When the two met on eHarmony, Scott was working for a large company as a retail manager and Nancy was an attorney. After his salary was cut, they decided it was time to try something brand new—something that was theirs.
They rented a 10-foot-by-10-foot space in Bradenton’s Red Barn Flea Market and sold an assortment of items at dollar-store prices. One day, after buying his son a new guitar, Cook brought the old guitar to the store to sell. “I was surprised at how many people would stop to play it,” he says. A musician and guitarist for 30 years, Cook realized that setting up a shop to talk about guitars and help other musicians find the right instrument was a natural fit.

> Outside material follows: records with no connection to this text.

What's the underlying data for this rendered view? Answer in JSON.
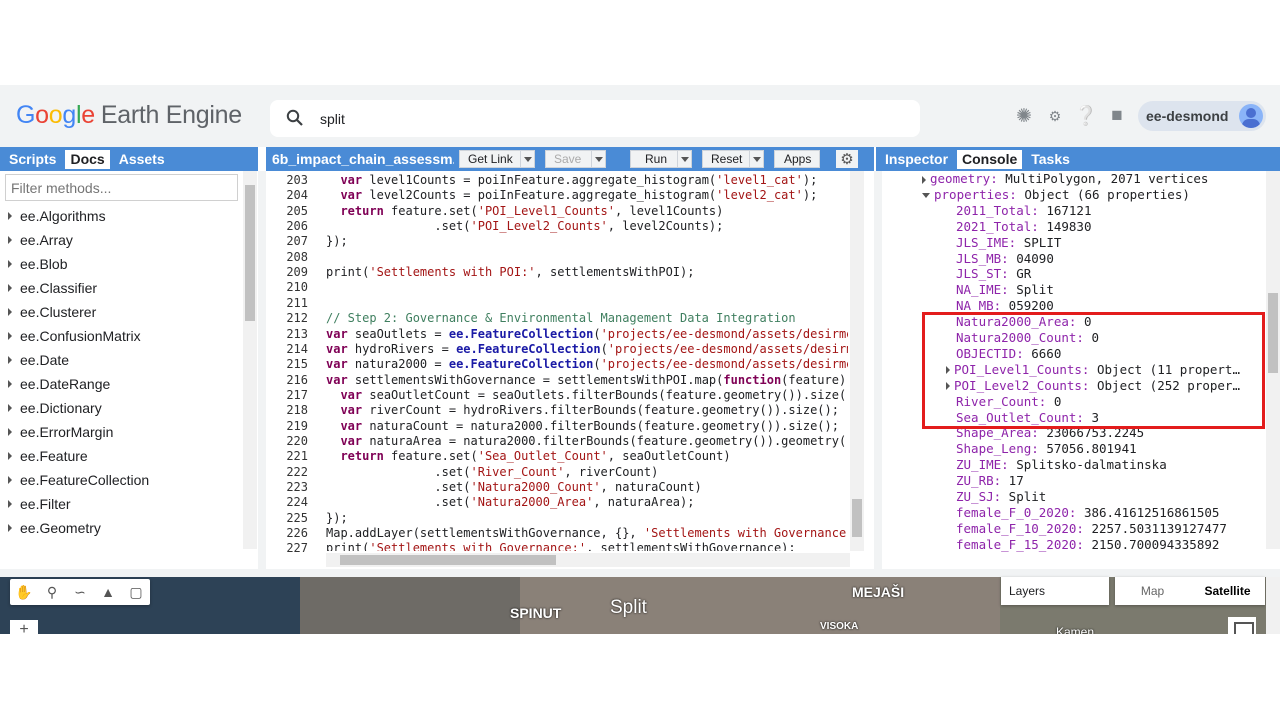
{
  "header": {
    "logo": {
      "g1": "G",
      "g2": "o",
      "g3": "o",
      "g4": "g",
      "g5": "l",
      "g6": "e",
      "rest": "Earth Engine"
    },
    "search_value": "split",
    "user": "ee-desmond",
    "icons": [
      "brightness-icon",
      "apps-icon",
      "help-icon",
      "feedback-icon"
    ]
  },
  "left_tabs": [
    "Scripts",
    "Docs",
    "Assets"
  ],
  "left_active": "Docs",
  "filter_placeholder": "Filter methods...",
  "doc_items": [
    "ee.Algorithms",
    "ee.Array",
    "ee.Blob",
    "ee.Classifier",
    "ee.Clusterer",
    "ee.ConfusionMatrix",
    "ee.Date",
    "ee.DateRange",
    "ee.Dictionary",
    "ee.ErrorMargin",
    "ee.Feature",
    "ee.FeatureCollection",
    "ee.Filter",
    "ee.Geometry"
  ],
  "editor": {
    "script_name": "6b_impact_chain_assessm...",
    "buttons": {
      "get_link": "Get Link",
      "save": "Save",
      "run": "Run",
      "reset": "Reset",
      "apps": "Apps"
    },
    "line_numbers": [
      "203",
      "204",
      "205",
      "206",
      "207",
      "208",
      "209",
      "210",
      "211",
      "212",
      "213",
      "214",
      "215",
      "216",
      "217",
      "218",
      "219",
      "220",
      "221",
      "222",
      "223",
      "224",
      "225",
      "226",
      "227"
    ],
    "lines": [
      "  var level1Counts = poiInFeature.aggregate_histogram('level1_cat');",
      "  var level2Counts = poiInFeature.aggregate_histogram('level2_cat');",
      "  return feature.set('POI_Level1_Counts', level1Counts)",
      "               .set('POI_Level2_Counts', level2Counts);",
      "});",
      "",
      "print('Settlements with POI:', settlementsWithPOI);",
      "",
      "",
      "// Step 2: Governance & Environmental Management Data Integration",
      "var seaOutlets = ee.FeatureCollection('projects/ee-desmond/assets/desirme",
      "var hydroRivers = ee.FeatureCollection('projects/ee-desmond/assets/desirm",
      "var natura2000 = ee.FeatureCollection('projects/ee-desmond/assets/desirme",
      "var settlementsWithGovernance = settlementsWithPOI.map(function(feature)",
      "  var seaOutletCount = seaOutlets.filterBounds(feature.geometry()).size()",
      "  var riverCount = hydroRivers.filterBounds(feature.geometry()).size();",
      "  var naturaCount = natura2000.filterBounds(feature.geometry()).size();",
      "  var naturaArea = natura2000.filterBounds(feature.geometry()).geometry()",
      "  return feature.set('Sea_Outlet_Count', seaOutletCount)",
      "               .set('River_Count', riverCount)",
      "               .set('Natura2000_Count', naturaCount)",
      "               .set('Natura2000_Area', naturaArea);",
      "});",
      "Map.addLayer(settlementsWithGovernance, {}, 'Settlements with Governance'",
      "print('Settlements with Governance:', settlementsWithGovernance);"
    ]
  },
  "right_tabs": [
    "Inspector",
    "Console",
    "Tasks"
  ],
  "right_active": "Console",
  "console": [
    {
      "indent": 0,
      "tri": "r",
      "key": "geometry:",
      "val": " MultiPolygon, 2071 vertices"
    },
    {
      "indent": 0,
      "tri": "d",
      "key": "properties:",
      "val": " Object (66 properties)"
    },
    {
      "indent": 1,
      "tri": "",
      "key": "2011_Total:",
      "val": " 167121"
    },
    {
      "indent": 1,
      "tri": "",
      "key": "2021_Total:",
      "val": " 149830"
    },
    {
      "indent": 1,
      "tri": "",
      "key": "JLS_IME:",
      "val": " SPLIT"
    },
    {
      "indent": 1,
      "tri": "",
      "key": "JLS_MB:",
      "val": " 04090"
    },
    {
      "indent": 1,
      "tri": "",
      "key": "JLS_ST:",
      "val": " GR"
    },
    {
      "indent": 1,
      "tri": "",
      "key": "NA_IME:",
      "val": " Split"
    },
    {
      "indent": 1,
      "tri": "",
      "key": "NA_MB:",
      "val": " 059200"
    },
    {
      "indent": 1,
      "tri": "",
      "key": "Natura2000_Area:",
      "val": " 0"
    },
    {
      "indent": 1,
      "tri": "",
      "key": "Natura2000_Count:",
      "val": " 0"
    },
    {
      "indent": 1,
      "tri": "",
      "key": "OBJECTID:",
      "val": " 6660"
    },
    {
      "indent": 1,
      "tri": "r",
      "key": "POI_Level1_Counts:",
      "val": " Object (11 propert…"
    },
    {
      "indent": 1,
      "tri": "r",
      "key": "POI_Level2_Counts:",
      "val": " Object (252 proper…"
    },
    {
      "indent": 1,
      "tri": "",
      "key": "River_Count:",
      "val": " 0"
    },
    {
      "indent": 1,
      "tri": "",
      "key": "Sea_Outlet_Count:",
      "val": " 3"
    },
    {
      "indent": 1,
      "tri": "",
      "key": "Shape_Area:",
      "val": " 23066753.2245"
    },
    {
      "indent": 1,
      "tri": "",
      "key": "Shape_Leng:",
      "val": " 57056.801941"
    },
    {
      "indent": 1,
      "tri": "",
      "key": "ZU_IME:",
      "val": " Splitsko-dalmatinska"
    },
    {
      "indent": 1,
      "tri": "",
      "key": "ZU_RB:",
      "val": " 17"
    },
    {
      "indent": 1,
      "tri": "",
      "key": "ZU_SJ:",
      "val": " Split"
    },
    {
      "indent": 1,
      "tri": "",
      "key": "female_F_0_2020:",
      "val": " 386.41612516861505"
    },
    {
      "indent": 1,
      "tri": "",
      "key": "female_F_10_2020:",
      "val": " 2257.5031139127477"
    },
    {
      "indent": 1,
      "tri": "",
      "key": "female_F_15_2020:",
      "val": " 2150.700094335892"
    }
  ],
  "map": {
    "labels": [
      "SPINUT",
      "Split",
      "MEJAŠI",
      "VISOKA",
      "Kamen"
    ],
    "layers_label": "Layers",
    "map_btn": "Map",
    "satellite_btn": "Satellite"
  },
  "colors": {
    "header_bg": "#f1f3f4",
    "tab_bar": "#4a8bd6",
    "highlight": "#e31c1c"
  }
}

Nancy jumped on the community side of the business right away. An aggressive marketer, Nancy regularly dreams up events and collaborations to spread the word about Sarasota Guitar. She liked the idea of “cause marketing,” aligning business goals with causes that benefit individuals in need, and that idea is now a driving force behind Sarasota Guitar Company. The Cooks rattle off a list of organizations they have supported with their business, including Goodwill, Giving Hunger the Blues, Florida Sheriff Youth Ranches, Mote Aquarium and more.
Community-based cause marketing goes beyond charities, and one of the causes Scott and Nancy are most passionate about is seeing the Bradenton and Sarasota music scene thrive. “We believe this can be a big music town,” says Nancy. “Such great musicians come here and are from here, and that helps community development, the economy, everybody.” Several of the 10 Sarasota Guitar employees perform independently or in local bands, and the Cooks regularly host or sponsor concerts at area venues, including their own stores. They also sponsor events and festivals that are not directly related to music, hoping that Sarasota Guitar Company will become a familiar name throughout the two counties.
When the $6.2-million Bradenton Riverwalk, the 1.25-mile pedestrian park along the Manatee River, is completed in November, the opening will coincide with the inaugural Bradenton Blues Festival, a celebration of the city’s young and growing blues scene (the renowned Blues Revue magazine moved from California to Bradenton last year). In addition to sponsoring the main festival, Sarasota Guitar partnered with the nonprofit Realize Bradenton to coordinate Countdown to the Blues, a series of monthly talks and concerts highlighting different blues eras. “Aligning ourselves with community-based events,” says Nancy, “is a win-win, for the community and for us.”
All of this—the low prices, the aggressive marketing, the community involvement—has struck a chord in the local music scene, and the payoff is clear as Scott highlights monthly comparisons: from $71,460 in February 2011 to $115,731 in February 2012, from $78,102 in March 2011 to $147,746 in March 2012. He projects $2 million in revenue for 2012, and the recently launched online store (sarasotaguitarcompany.com) has expanded the company’s inventory to orchestra instruments, drums and percussion, keyboards, accessories and downloadable sheet music.
At one point, Cook says he was considering opening a third store, maybe in Tampa or St. Petersburg. He decided to expand online instead, though, because he and Nancy hope to maintain and grow the local, familiar atmosphere that has developed in the two stores instead of spreading themselves thin over a larger area. “We don’t want to lose that community,” says Nancy.
Scott adds they are still learning how to cut costs and most effectively manage their business—recently by closing a warehouse and distribution center in Sarasota and moving the inventory to the back of the 2,000-square-foot Bradenton store. “It’s easy to keep track of everything when you’re selling $200 a day at the flea market,” he says. “Now we’ve got customers all over the country.”